--- Try it ---
Wherever the listing has a line with the string "this", copy that line out.

>>

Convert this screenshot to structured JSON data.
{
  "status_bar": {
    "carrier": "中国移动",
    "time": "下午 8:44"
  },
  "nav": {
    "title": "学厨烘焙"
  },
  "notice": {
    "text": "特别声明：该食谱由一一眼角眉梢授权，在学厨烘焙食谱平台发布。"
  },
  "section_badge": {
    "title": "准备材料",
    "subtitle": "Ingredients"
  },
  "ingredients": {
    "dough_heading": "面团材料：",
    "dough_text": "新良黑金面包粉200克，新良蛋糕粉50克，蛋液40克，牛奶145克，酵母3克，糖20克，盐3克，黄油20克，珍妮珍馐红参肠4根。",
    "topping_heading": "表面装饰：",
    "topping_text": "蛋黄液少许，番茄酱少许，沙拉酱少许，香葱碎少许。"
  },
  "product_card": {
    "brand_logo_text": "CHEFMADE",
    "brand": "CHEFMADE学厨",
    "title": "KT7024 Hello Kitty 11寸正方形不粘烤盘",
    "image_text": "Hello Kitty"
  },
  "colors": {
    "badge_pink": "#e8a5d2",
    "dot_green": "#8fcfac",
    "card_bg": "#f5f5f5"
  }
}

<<
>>

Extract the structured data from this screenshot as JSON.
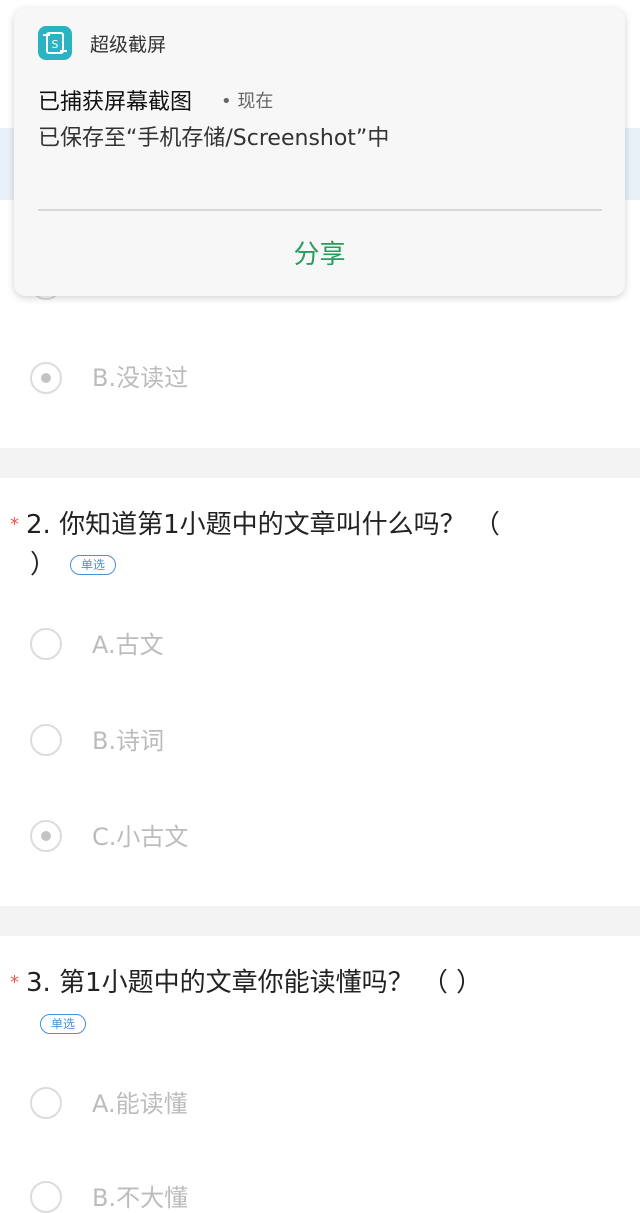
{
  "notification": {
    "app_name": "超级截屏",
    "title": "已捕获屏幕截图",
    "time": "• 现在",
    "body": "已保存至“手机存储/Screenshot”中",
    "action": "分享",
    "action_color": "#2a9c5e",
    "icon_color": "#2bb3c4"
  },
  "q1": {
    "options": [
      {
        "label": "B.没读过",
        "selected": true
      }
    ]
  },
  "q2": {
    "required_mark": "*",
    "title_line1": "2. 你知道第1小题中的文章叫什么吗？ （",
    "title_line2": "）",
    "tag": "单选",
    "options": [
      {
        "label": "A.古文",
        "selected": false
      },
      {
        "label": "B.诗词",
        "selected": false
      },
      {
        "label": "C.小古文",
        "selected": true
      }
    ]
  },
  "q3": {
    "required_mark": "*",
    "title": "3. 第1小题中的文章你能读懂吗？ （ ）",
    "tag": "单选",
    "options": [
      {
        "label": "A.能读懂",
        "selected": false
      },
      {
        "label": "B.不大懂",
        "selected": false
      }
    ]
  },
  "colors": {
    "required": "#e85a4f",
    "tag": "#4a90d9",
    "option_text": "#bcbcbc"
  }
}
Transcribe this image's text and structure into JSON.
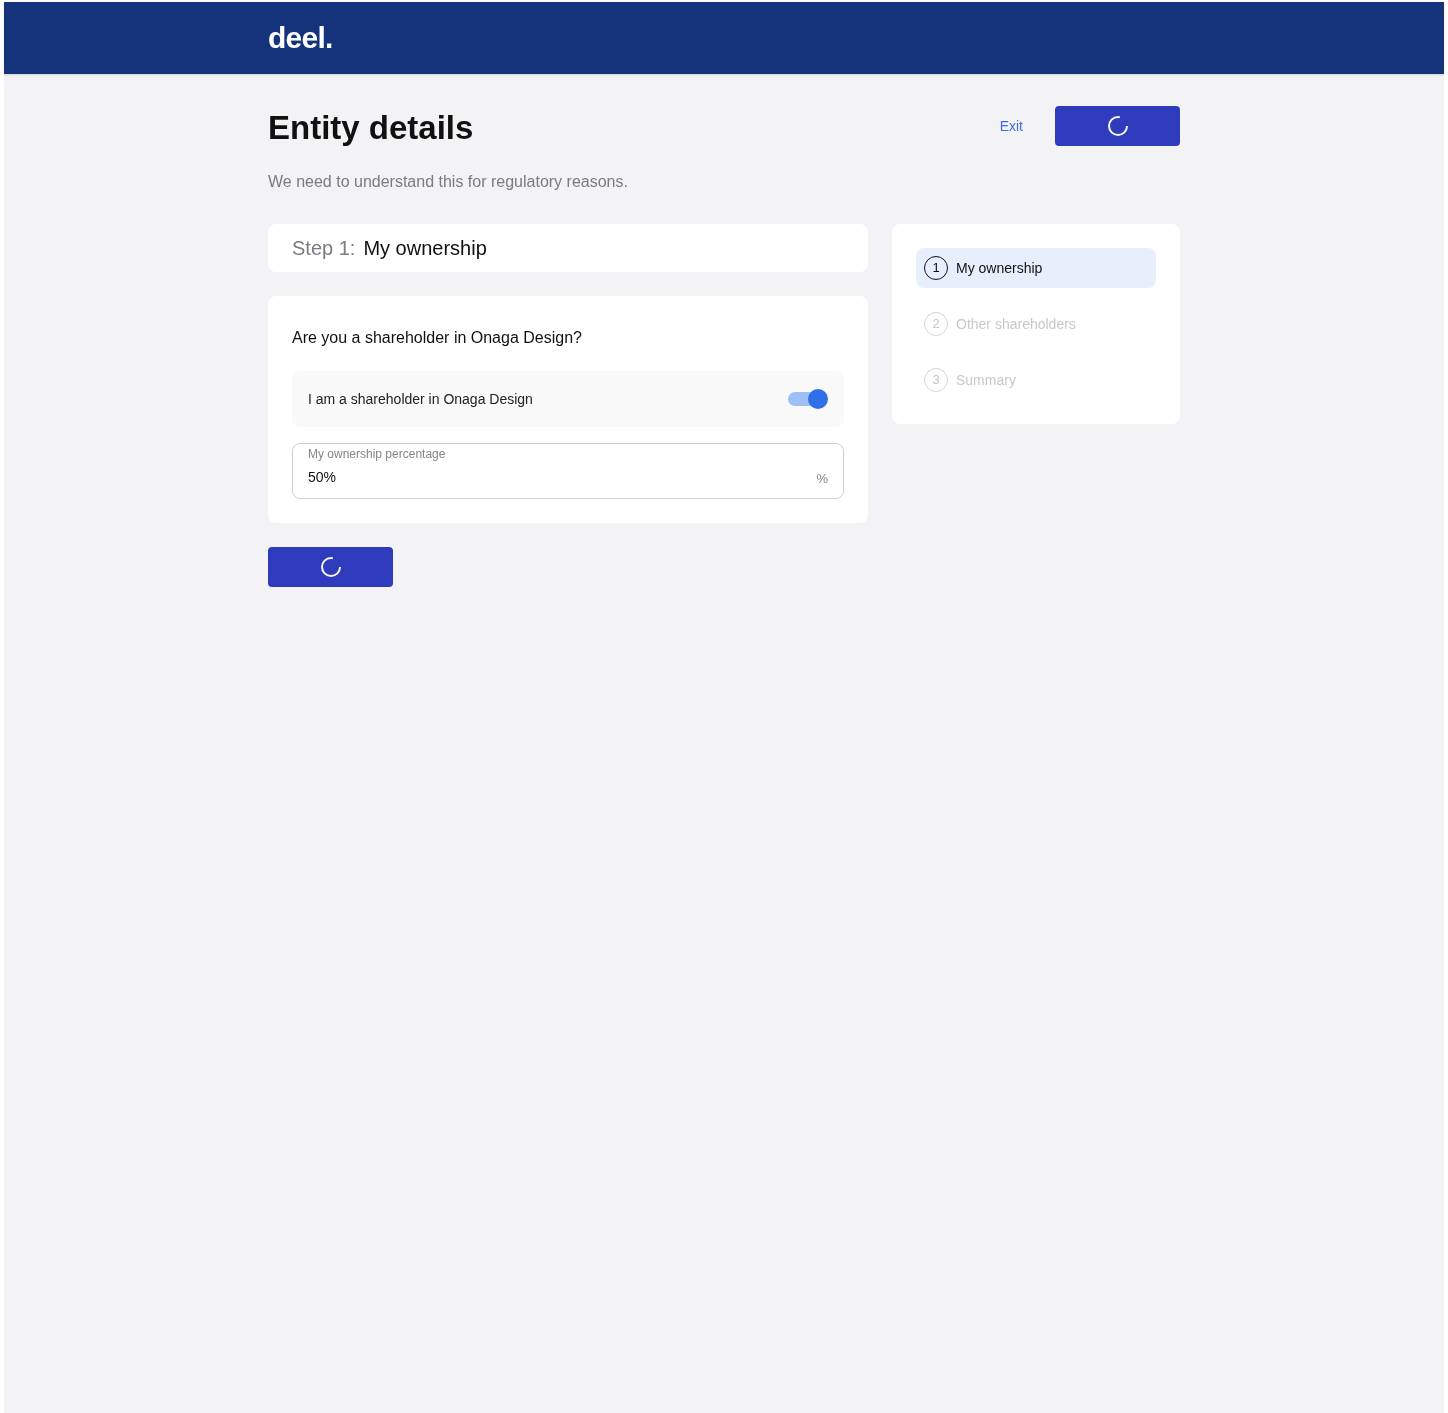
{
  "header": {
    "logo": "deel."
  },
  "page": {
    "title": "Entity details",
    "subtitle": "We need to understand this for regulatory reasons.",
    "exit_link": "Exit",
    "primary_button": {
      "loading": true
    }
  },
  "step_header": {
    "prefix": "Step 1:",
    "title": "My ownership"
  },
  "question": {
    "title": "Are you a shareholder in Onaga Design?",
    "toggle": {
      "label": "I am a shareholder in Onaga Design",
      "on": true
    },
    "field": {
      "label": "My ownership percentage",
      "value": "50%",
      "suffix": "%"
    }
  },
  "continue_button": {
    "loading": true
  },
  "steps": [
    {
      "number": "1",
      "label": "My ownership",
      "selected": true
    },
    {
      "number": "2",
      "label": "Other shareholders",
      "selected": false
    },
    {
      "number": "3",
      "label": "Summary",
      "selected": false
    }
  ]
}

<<

--- Result of the exercise ---
Convert this screenshot to structured JSON data.
Extract the structured data from this screenshot as JSON.
Transcribe this image's text and structure into JSON.
    "subtitle": "We need to understand this for regulatory reasons.",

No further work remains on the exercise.